All of these efforts by policy makers, lobbyists, and citizens’ groups are intentional attempts to change the world, but the most profound impact that the United States has on the rest of the world often comes from activities where we have no conscious intention to affect the rest of the world. We are minding our own business, we allow ourselves to think, hardly considering the consequences of our choices on others. The managers of an American pension fund, focusing on the financial well-being of their beneficiaries, can set off a crisis in some strategic country because they decide its bonds are no longer a safe investment. If American consumers decide that a synthetic fiber makes a more attractive halter top than natural fiber materials, there can be serious political and economic consequences abroad. If American capital markets become more efficient, allocating capital with greater effectiveness so that the average return on capital increases, then other countries will start to feel pressure to make similar changes in their own systems of capital allocation. If a powerful retailing technique, like franchising fried chicken and hamburger fast-food chains, catches on in the United States, then the chains will acquire the ambitions and the marketing know-how to change the eating habits and the merchandising patterns of other countries. The development of new computer software or a system like the Internet will change how the rest of the world does business. Opening the doors of higher education, the professions, and business to women in the United States creates all kinds of pressures in other societies, putting feminism on the agenda in other parts of the world, but also making the business environment tougher and more competitive because women are newly entitled to get into the game.

More profoundly, because the United States is such a powerful economic force in the world and because it is committed to let capitalism and free market enterprise develop relatively unhindered by government regulation, the United States helps set the economic agenda for most of the rest of the world. Foreign governments, companies, and consumers must live in a world capitalist system whose pace and intensity are largely (though not entirely or exclusively) set by innovations tried and decisions made in the United States.

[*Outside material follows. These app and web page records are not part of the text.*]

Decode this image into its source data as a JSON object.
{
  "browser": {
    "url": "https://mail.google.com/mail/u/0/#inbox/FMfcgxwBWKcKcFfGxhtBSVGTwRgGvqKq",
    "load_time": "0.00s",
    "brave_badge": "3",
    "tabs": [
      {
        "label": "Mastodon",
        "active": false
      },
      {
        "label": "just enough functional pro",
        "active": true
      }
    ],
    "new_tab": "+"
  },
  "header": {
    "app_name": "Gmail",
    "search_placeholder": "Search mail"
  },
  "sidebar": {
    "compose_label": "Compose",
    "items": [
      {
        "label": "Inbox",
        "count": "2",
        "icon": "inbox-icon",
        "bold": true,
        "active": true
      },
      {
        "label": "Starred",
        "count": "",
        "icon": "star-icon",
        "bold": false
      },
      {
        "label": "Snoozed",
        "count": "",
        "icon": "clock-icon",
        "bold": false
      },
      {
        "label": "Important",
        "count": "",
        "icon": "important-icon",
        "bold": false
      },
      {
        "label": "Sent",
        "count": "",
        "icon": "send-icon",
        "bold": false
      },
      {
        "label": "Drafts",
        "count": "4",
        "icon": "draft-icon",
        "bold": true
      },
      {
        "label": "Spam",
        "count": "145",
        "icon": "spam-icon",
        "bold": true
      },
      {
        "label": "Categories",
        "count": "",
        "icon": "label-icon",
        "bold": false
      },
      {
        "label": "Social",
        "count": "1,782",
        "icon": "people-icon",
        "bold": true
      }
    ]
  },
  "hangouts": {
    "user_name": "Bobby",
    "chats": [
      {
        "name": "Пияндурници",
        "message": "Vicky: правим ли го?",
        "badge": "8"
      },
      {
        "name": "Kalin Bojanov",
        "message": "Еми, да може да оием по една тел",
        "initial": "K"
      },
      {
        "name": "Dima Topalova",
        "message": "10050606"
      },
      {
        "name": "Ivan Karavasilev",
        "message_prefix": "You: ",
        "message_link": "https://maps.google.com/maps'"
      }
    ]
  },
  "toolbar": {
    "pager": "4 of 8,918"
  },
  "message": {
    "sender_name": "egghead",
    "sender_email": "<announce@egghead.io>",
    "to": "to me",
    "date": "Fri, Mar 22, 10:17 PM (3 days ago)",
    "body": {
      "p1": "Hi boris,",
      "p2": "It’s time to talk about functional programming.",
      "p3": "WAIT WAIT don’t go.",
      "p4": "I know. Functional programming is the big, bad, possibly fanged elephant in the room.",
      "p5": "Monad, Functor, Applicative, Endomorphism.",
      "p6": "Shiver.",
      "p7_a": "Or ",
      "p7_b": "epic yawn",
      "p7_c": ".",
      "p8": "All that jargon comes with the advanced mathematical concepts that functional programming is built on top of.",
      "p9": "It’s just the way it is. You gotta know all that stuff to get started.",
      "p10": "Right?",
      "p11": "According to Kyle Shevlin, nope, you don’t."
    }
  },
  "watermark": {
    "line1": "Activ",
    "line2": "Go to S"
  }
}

Finally, American grand strategy has another quality that a Clausewitz would find disturbing: a messianic dimension. For many generations most Americans seem to have believed that American society was the best possible society and that the rest of the world would be better off if they became more like us. From very early in our history missionaries and others have gone off to help foreigners understand this better. But the national messiah complex reached a new high after the invention of nuclear weapons. Now that nuclear war, or the use of new and ever-proliferating types of weapons of mass destruction, threatens the continuation of human civilization, or even of human life, the American project of world order–building is increasingly seen as a matter of life and death for the whole human race. Those who hold this view believe we cannot allow the world to simply go on as it did in the past, with nations and civilizations dueling for supremacy heedless of the cost in human suffering. In the end it is not possible to understand either the American foreign policy debate or the passions it generates in a democratic society without understanding the great stakes for which so many of us think we play.

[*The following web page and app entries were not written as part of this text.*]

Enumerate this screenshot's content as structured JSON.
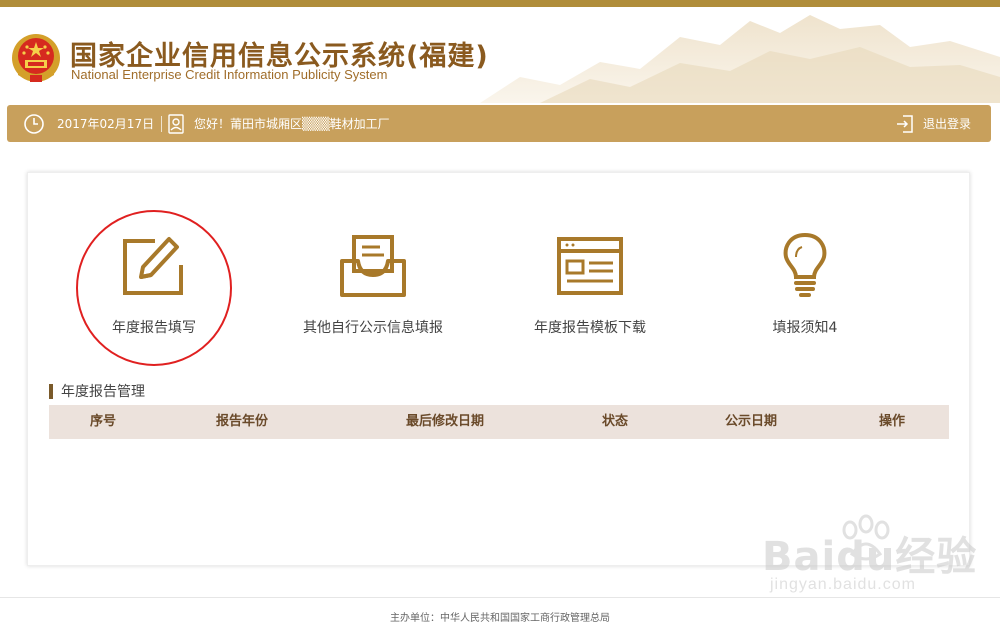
{
  "header": {
    "title_cn": "国家企业信用信息公示系统(福建)",
    "title_en": "National Enterprise Credit Information Publicity System"
  },
  "infobar": {
    "date": "2017年02月17日",
    "greeting": "您好！莆田市城厢区▒▒▒鞋材加工厂",
    "logout": "退出登录"
  },
  "actions": [
    {
      "label": "年度报告填写",
      "icon": "edit-icon",
      "highlighted": true
    },
    {
      "label": "其他自行公示信息填报",
      "icon": "inbox-icon",
      "highlighted": false
    },
    {
      "label": "年度报告模板下载",
      "icon": "template-icon",
      "highlighted": false
    },
    {
      "label": "填报须知4",
      "icon": "lightbulb-icon",
      "highlighted": false
    }
  ],
  "section": {
    "title": "年度报告管理"
  },
  "table": {
    "columns": [
      "序号",
      "报告年份",
      "最后修改日期",
      "状态",
      "公示日期",
      "操作"
    ],
    "rows": []
  },
  "footer": {
    "text": "主办单位：中华人民共和国国家工商行政管理总局"
  },
  "watermark": {
    "main": "Baidu经验",
    "sub": "jingyan.baidu.com"
  },
  "colors": {
    "accent": "#c8a05c",
    "brand_text": "#8a5a1f",
    "icon": "#a8792a",
    "highlight": "#e02020"
  }
}
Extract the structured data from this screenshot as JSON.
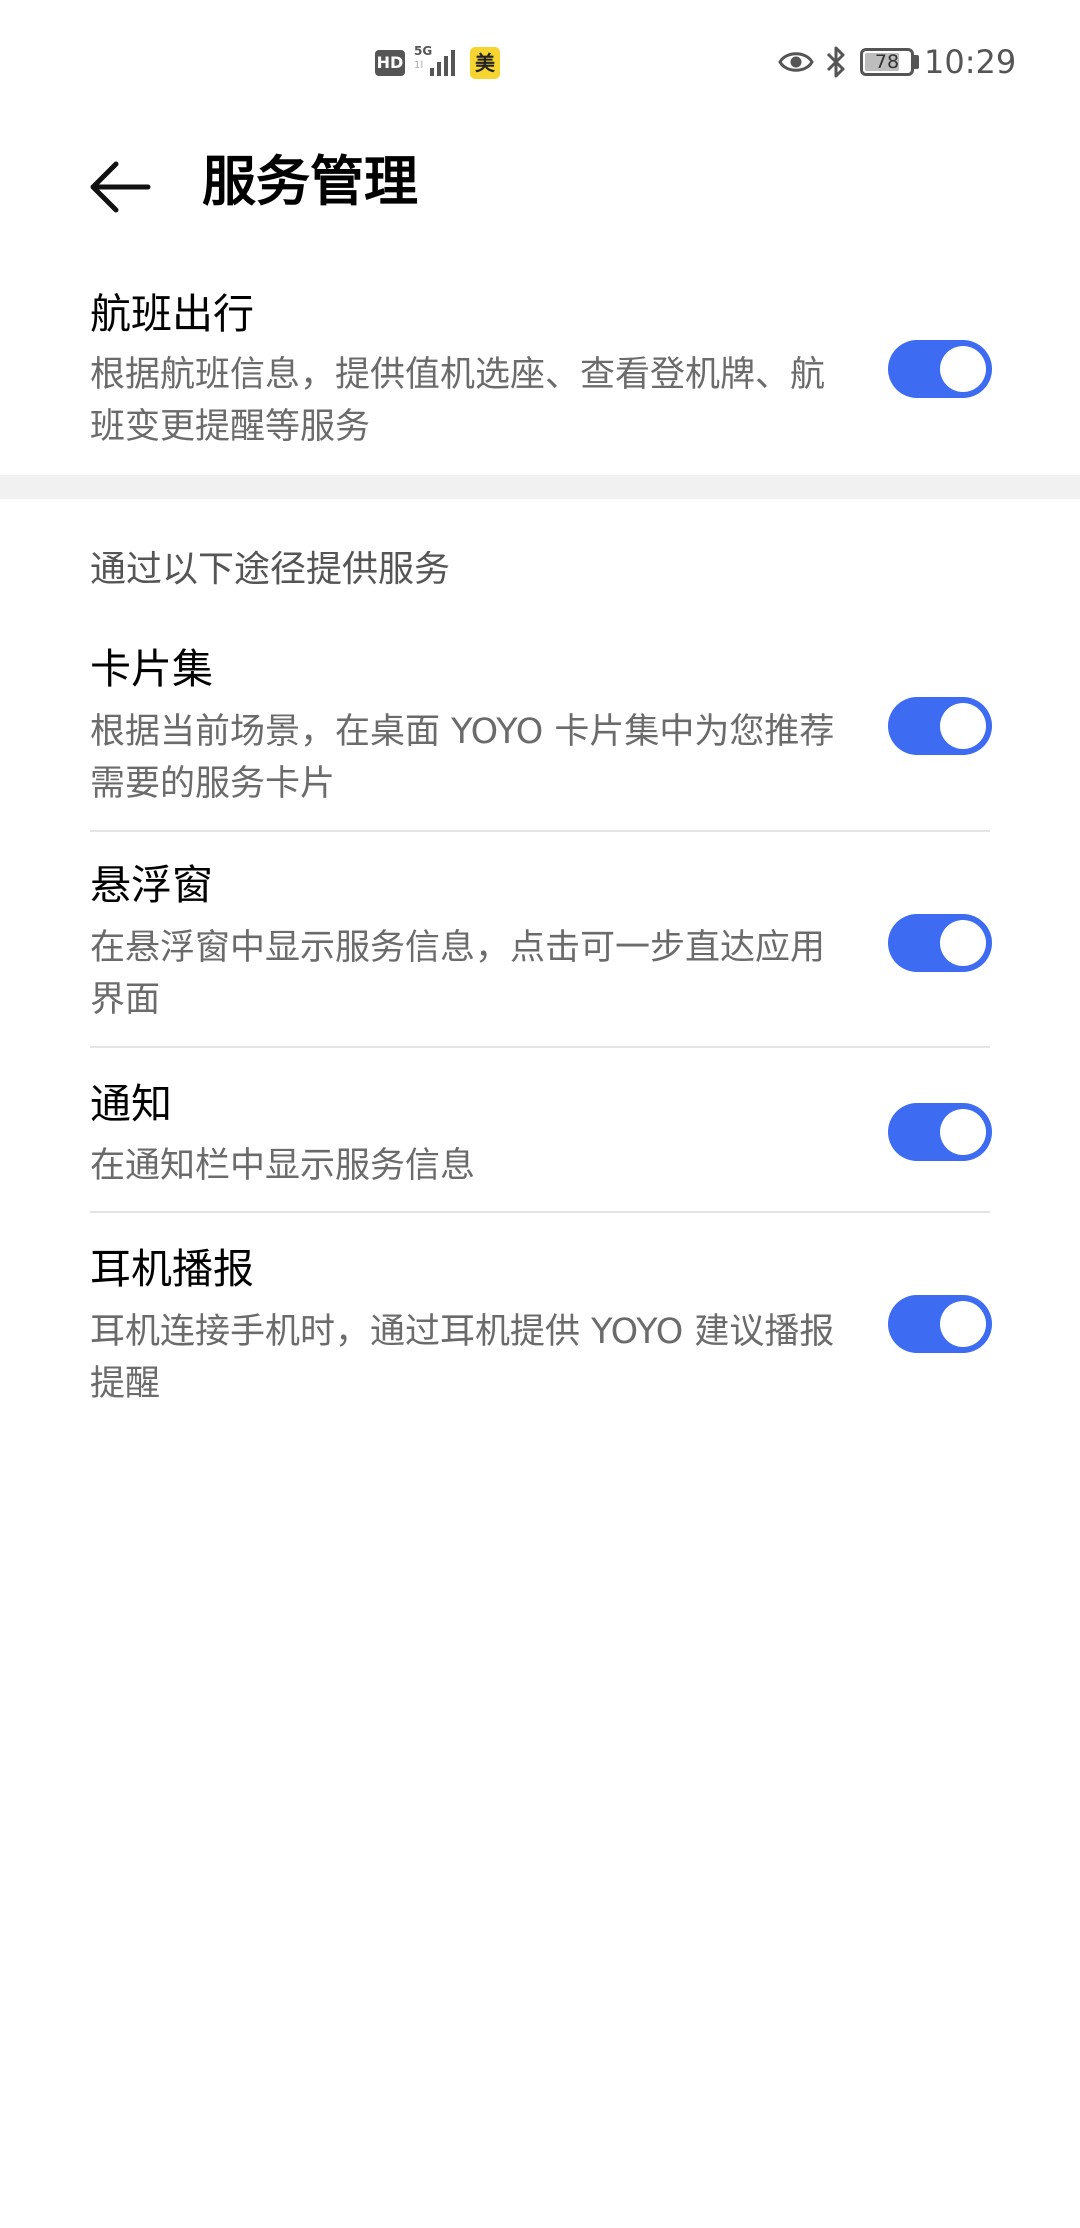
{
  "status_bar": {
    "hd_label": "HD",
    "network_label": "5G",
    "network_sub": "1l",
    "app_badge": "美",
    "battery": "78",
    "battery_level": 0.78,
    "time": "10:29"
  },
  "header": {
    "title": "服务管理"
  },
  "main_service": {
    "title": "航班出行",
    "description": "根据航班信息，提供值机选座、查看登机牌、航班变更提醒等服务",
    "enabled": true
  },
  "channels": {
    "section_label": "通过以下途径提供服务",
    "items": [
      {
        "title": "卡片集",
        "description": "根据当前场景，在桌面 YOYO 卡片集中为您推荐需要的服务卡片",
        "enabled": true
      },
      {
        "title": "悬浮窗",
        "description": "在悬浮窗中显示服务信息，点击可一步直达应用界面",
        "enabled": true
      },
      {
        "title": "通知",
        "description": "在通知栏中显示服务信息",
        "enabled": true
      },
      {
        "title": "耳机播报",
        "description": "耳机连接手机时，通过耳机提供 YOYO 建议播报提醒",
        "enabled": true
      }
    ]
  },
  "colors": {
    "toggle_on": "#3d6cf3",
    "description_text": "#6b6b6b",
    "section_band": "#f1f1f1"
  },
  "icons": {
    "back": "arrow-left-icon",
    "eye": "eye-icon",
    "bluetooth": "bluetooth-icon",
    "signal": "signal-icon",
    "battery": "battery-icon"
  }
}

Partly because our overall role in the world is so complex and so little subject to the conscious control of any single person, when Americans think about foreign policy, we usually think about specific issues rather than the broad general shape of America’s place in the world. We debate trade policy, the war in Iraq, the role of the UN Security Council, but we seldom step back to discuss the fundamental architecture of America’s world policy as a whole. This is beginning to change. After September 11, and even more with the debate over the Second Gulf War, we have started to see a national debate over our engagement with the rest of the world. The controversy over the foreign policy of the Bush administration was caught up, as it should have been, in a much broader debate over what I am calling the American project: the overall impact of American society (including our government) on the rest of the world.

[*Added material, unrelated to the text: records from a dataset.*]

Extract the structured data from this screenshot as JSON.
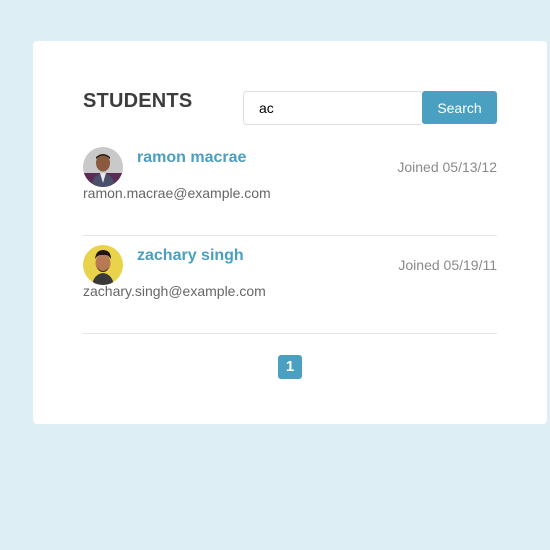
{
  "header": {
    "title": "STUDENTS"
  },
  "search": {
    "value": "ac",
    "button_label": "Search"
  },
  "students": [
    {
      "name": "ramon macrae",
      "email": "ramon.macrae@example.com",
      "joined": "Joined 05/13/12"
    },
    {
      "name": "zachary singh",
      "email": "zachary.singh@example.com",
      "joined": "Joined 05/19/11"
    }
  ],
  "pagination": {
    "current_page": "1"
  },
  "colors": {
    "background": "#ddeef4",
    "card": "#ffffff",
    "accent": "#4aa0c0",
    "title_text": "#3d3d3d",
    "muted_text": "#8a8a8a"
  }
}
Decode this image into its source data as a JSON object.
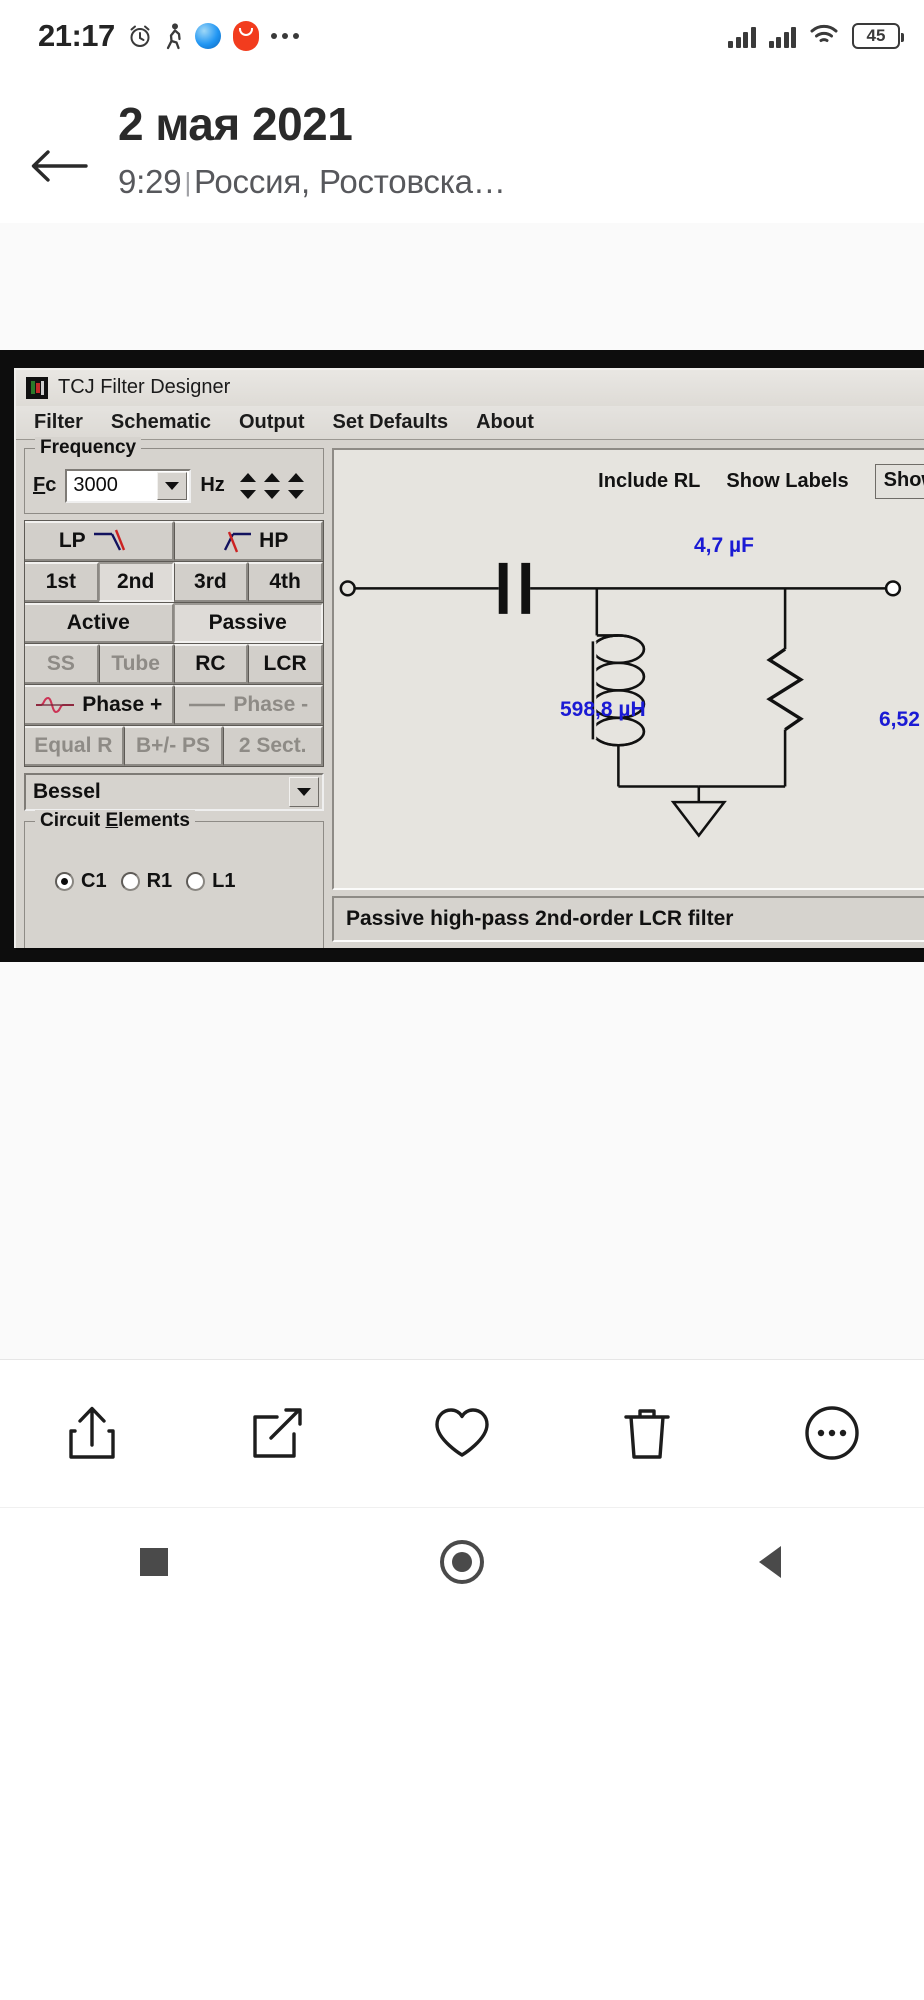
{
  "status_bar": {
    "time": "21:17",
    "battery": "45",
    "icons": [
      "alarm-icon",
      "walking-icon",
      "browser-icon",
      "aliexpress-icon",
      "more-dots-icon",
      "signal-sim1-icon",
      "signal-sim2-icon",
      "wifi-icon",
      "battery-icon"
    ]
  },
  "header": {
    "back_label": "back-arrow",
    "title": "2 мая 2021",
    "time": "9:29",
    "separator": "|",
    "location": "Россия, Ростовска…"
  },
  "app": {
    "window_title": "TCJ Filter Designer",
    "menu": [
      "Filter",
      "Schematic",
      "Output",
      "Set Defaults",
      "About"
    ],
    "frequency": {
      "legend": "Frequency",
      "label": "Fc",
      "value": "3000",
      "unit": "Hz"
    },
    "type_buttons": {
      "row1": [
        {
          "label": "LP",
          "icon": "lowpass-curve-icon",
          "state": "normal"
        },
        {
          "label": "HP",
          "icon": "highpass-curve-icon",
          "state": "normal"
        }
      ],
      "row2": [
        {
          "label": "1st",
          "state": "normal"
        },
        {
          "label": "2nd",
          "state": "selected"
        },
        {
          "label": "3rd",
          "state": "normal"
        },
        {
          "label": "4th",
          "state": "normal"
        }
      ],
      "row3": [
        {
          "label": "Active",
          "state": "normal"
        },
        {
          "label": "Passive",
          "state": "selected"
        }
      ],
      "row4": [
        {
          "label": "SS",
          "state": "disabled"
        },
        {
          "label": "Tube",
          "state": "disabled"
        },
        {
          "label": "RC",
          "state": "normal"
        },
        {
          "label": "LCR",
          "state": "normal"
        }
      ],
      "row5": [
        {
          "label": "Phase +",
          "icon": "sine-wave-icon",
          "state": "normal"
        },
        {
          "label": "Phase -",
          "icon": "flat-line-icon",
          "state": "disabled"
        }
      ],
      "row6": [
        {
          "label": "Equal R",
          "state": "disabled"
        },
        {
          "label": "B+/- PS",
          "state": "disabled"
        },
        {
          "label": "2 Sect.",
          "state": "disabled"
        }
      ]
    },
    "alignment": {
      "selected": "Bessel"
    },
    "circuit_elements": {
      "legend": "Circuit Elements",
      "radios": [
        {
          "label": "C1",
          "checked": true
        },
        {
          "label": "R1",
          "checked": false
        },
        {
          "label": "L1",
          "checked": false
        }
      ],
      "value": "4,7",
      "unit": "µF"
    },
    "schematic": {
      "options": [
        "Include RL",
        "Show Labels",
        "Show"
      ],
      "capacitor_label": "4,7 µF",
      "inductor_label": "598,8 µH",
      "resistor_label": "6,52",
      "accent_color": "#1a1ad4"
    },
    "status_text": "Passive high-pass 2nd-order LCR filter"
  },
  "toolbar": {
    "items": [
      "share-icon",
      "edit-icon",
      "favorite-heart-icon",
      "delete-trash-icon",
      "more-circle-icon"
    ]
  },
  "navbar": {
    "items": [
      "recents-square-icon",
      "home-circle-icon",
      "back-triangle-icon"
    ]
  }
}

Just because we don’t have a Bismarck directing our national destiny from decade to decade doesn’t mean that our engagement with the world doesn’t have a shape. We do not live in a Tolstoyan world where individual leaders and intentions have no weight. It matters who the president is. If Theodore Roosevelt and not Woodrow Wilson had been president when World War I broke out, American and world history might have taken a very differ- ent turn. Ideas also matter. Without neoconservativism, George W. Bush might be choosing among a different set of options. The point is not that individuals and individual ideas do not count, but rather that so many indivi- duals and ideas matter in American foreign policy that what the nation is doing is generally larger and more complex than what any individual intends or, perhaps, understands.

More than this, over the long term, American foreign policy is not just random noise—280 million monkeys tapping furiously on 280 million keyboards. There may not be an angel in our whirlwind, but the whirlwind’s progress is not a random walk. Over time, we can see patterns and structures in America’s encounters with the world—both in the foreign policy of the government and when we consider the broader engagement of the nation as a whole. Security interests and economic interests have a way of making themselves felt, and American society continually tries to express certain values and ideas through its interaction with the rest of the world.

This means our grand strategy cannot be read in documents and speeches, even those emanating from senior officials. Those documents express intentions and hopes, but they only sometimes and to a limited extent describe what the United States will actually do in a given situation. The grand strategy of the United States is something that we fundamentally have to infer from the record of what we have done in the past—a project of historical scholarship and deductive reasoning, doing our best to connect the dots to see what kinds of pictures we made. Because American foreign policy is determined by so many competing forces with often contradictory agendas and different power to affect different issues, these pictures are always going to be a bit fuzzy and we will never quite settle the controversies about what the United States actually did or intended at any particular point in the past.

To move from the historical study of what our grand strategy has been to think about what our grand strategy can or should become is to take on new realms of uncertainty. If American foreign policy is shaped in part by economic and social forces in American society beyond the control of governments and policy makers, then a view of American grand strategy must necessarily also be a view of where American society is headed: where our social, cultural, religious, technological, and economic development is taking us. To that we must add a view on how the rest of the world is changing—as a whole, and in different regions of interest to the United States. Do we like or dislike the ways in which the various elements of global society are changing, and what, if anything, can we do to further the changes we like and retard those we don’t?

If my studies in American history have taught me anything, it is this: No matter what I or any other student writes, we are never going to have the “perfect foreign policy” that fully reflects a single master plan for what we should do in this world. No one, not Human Rights Watch, the CEO of Halliburton, or even the editorial board of the Weekly Standard, is going to clamber into the driver’s seat and act like Addison’s angel who, “pleas’d th’ Almighty’s orders to perform, rides in the whirlwind, and directs the storm.”

At least not for long. There will always be contradictions, tensions, and uneasy compromises in what we do. On the whole, I think that is a good thing. The world is a complicated place and America is a complicated society. We probably need a complicated foreign policy; we certainly have one.

Library of Congress subject headings for this publication:
United States -- Foreign relations -- 21st century.
War on Terrorism, 2001-